  • one element controlled by the mouse
  • one element that changes over time, independently of the mouse
  • one element that changes everytime the sketch starts up

By utilizing the mouseX and mouseY constants, I am able to change the size of the spirals, the color of the background, and the positioning of the tetris pieces, all based off the positioning of the mouse. 

The element that changes over time, independently of the mouse, would be the rotating tetris pieces and the forever growing circle that is added in the middle of the sketch. 

The element that changes everytime when the sketch is started would be the color of the growing ellipse and the color of one one of the tetris pieces.

I added these previous additions to the sketch because I wanted the tetris pieces to look like they are actually falling or spiraling down into whatever hole they've fallen into. And because vertigo is a state of disorientation, the mouse does not do what the user expects it to do.

In addition to these animations, I also removed almost all the instances of any hardcoding. Variables are used instead of constant values, so this sketch could easily be changed to another canvas side.

The trickiest thing about the project was the rotation of the pieces. I eventually had to restart my progress for the rotating pieces, because I was essentially using trial and error to find the correct positions. When I started on a fresh slate, it allowed me to clearly position the pieces exactly where I wanted them.

Intro to Comp Media: p5.js portrait

I worked as an Android Developer at my last job for two years. During that job, my favorite part of it was debugging and tracing through code that I did not personally write. It was voyeuristic and enlightening, reading someone's computational diary and learning about another person. However, you could not see that through the final product. That is what makes computation fascinating to me because there are so many different ways to tackle a specific problem. I am very interested in projects that can visualize or depict an individual's problem solving thought process through their interaction with an external device. Games come to mind.
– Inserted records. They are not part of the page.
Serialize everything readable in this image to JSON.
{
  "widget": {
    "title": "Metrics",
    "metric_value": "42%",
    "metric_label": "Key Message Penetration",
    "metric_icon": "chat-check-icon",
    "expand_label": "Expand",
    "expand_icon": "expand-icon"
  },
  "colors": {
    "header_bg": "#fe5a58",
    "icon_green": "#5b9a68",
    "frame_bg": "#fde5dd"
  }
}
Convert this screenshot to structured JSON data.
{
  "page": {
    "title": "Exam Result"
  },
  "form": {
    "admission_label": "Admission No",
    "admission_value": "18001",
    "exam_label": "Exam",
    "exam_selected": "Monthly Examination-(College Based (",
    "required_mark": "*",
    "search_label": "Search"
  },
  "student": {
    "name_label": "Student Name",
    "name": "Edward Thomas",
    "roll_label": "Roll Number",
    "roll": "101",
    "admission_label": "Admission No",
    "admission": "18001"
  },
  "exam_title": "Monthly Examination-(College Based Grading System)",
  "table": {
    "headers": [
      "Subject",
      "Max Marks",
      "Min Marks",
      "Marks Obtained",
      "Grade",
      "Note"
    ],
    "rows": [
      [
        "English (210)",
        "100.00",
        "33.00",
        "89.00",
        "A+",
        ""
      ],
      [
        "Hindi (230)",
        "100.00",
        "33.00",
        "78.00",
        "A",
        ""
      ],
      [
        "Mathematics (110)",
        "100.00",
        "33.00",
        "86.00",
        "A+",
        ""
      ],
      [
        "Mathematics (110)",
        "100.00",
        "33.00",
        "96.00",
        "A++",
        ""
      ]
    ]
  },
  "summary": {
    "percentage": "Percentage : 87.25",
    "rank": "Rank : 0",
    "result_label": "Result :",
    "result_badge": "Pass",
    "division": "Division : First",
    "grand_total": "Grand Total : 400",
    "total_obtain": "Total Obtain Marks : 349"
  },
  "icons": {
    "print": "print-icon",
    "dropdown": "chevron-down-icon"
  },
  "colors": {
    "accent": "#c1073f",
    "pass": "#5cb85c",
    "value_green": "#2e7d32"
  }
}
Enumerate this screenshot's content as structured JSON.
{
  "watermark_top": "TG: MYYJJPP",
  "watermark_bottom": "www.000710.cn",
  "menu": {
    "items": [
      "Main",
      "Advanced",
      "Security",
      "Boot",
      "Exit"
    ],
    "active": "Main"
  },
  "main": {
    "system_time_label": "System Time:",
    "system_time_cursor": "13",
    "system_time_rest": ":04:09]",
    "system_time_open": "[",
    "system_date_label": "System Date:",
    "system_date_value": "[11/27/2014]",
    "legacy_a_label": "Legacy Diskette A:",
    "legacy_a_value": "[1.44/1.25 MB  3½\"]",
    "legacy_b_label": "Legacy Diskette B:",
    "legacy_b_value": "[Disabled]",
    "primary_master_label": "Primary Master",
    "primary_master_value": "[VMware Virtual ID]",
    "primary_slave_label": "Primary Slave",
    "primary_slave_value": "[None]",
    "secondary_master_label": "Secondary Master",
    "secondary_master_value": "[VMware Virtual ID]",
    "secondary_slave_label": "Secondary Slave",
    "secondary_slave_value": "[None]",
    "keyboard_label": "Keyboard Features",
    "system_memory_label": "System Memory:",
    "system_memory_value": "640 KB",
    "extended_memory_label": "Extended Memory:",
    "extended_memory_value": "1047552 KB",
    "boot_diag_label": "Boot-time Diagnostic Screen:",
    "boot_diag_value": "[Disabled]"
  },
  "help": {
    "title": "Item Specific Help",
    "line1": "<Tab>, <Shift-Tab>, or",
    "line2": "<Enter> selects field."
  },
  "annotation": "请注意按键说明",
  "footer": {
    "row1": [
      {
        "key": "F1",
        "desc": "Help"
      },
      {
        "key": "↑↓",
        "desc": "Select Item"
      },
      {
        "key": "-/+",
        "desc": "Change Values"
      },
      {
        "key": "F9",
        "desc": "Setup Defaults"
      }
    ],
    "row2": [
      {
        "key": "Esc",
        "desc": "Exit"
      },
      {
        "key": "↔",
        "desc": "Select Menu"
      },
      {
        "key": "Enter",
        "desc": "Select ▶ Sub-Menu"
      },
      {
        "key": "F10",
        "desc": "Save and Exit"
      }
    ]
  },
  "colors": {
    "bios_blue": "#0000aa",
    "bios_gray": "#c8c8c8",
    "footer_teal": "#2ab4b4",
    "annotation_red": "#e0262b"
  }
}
Boardgames or puzzle games that require the player to solve a specific problem really show a side of human creativity and behavior that I find fascinating. 

With that being said, the hardest part of this assignment was not solving the problem, but figuring out what WAS the problem. I didn't really want to completely remake a known piece of art. Nor did I want to create something that looks dumb. So I did a bit of both.

I love watching movies and I love playing video games. Vertigo's movie poster is pretty famous for its design seeing as how I had a poster of it hanging in my room before I even watched the movie (it was ok). I decided I would try to recreate that poster, but with a twist by replacing the silhouettes of the man and woman with some Tetris pieces.

I attempted to recreate the spiral in the Vertigo poster and completely failed. There was no way I was going to spend my time recreating it manually since I knew it could be done with some kind of algorithm. But good luck staring and analyzing that spiral without getting any migraines. I decided to go for something much simpler. I ended up with this:

To be honest, I thought this looked really stupid. The repeated circles did not give me the headaches I wanted, and the Tetris block looked completely out of place. The upside was that the circles and the iris ended up looking a bit like H.A.L.

In order to add to the disorientating nature that the original Vertigo poster had, I played around with how I was creating the circles in my loop. I was surprised to see that such minor changes, like incrementing the position of a coordinate, could cause such a cool looking effect. I also lowered the opacity for most of my fills, which made the portrait a bit more glowy. This is the end product:

The web editor is pretty easy to use. I kind of wish it had some sort of capability to automatically autocomplete method names like in an IDE, but having the reference page on another browser tab was good enough. It did crash on me a couple times, and I lost a bit of progress because I didn't save. There should definitely be some sort of auto-save. Overall, it was a fun and fresh experience, and I can't wait to get even deeper into p5.js.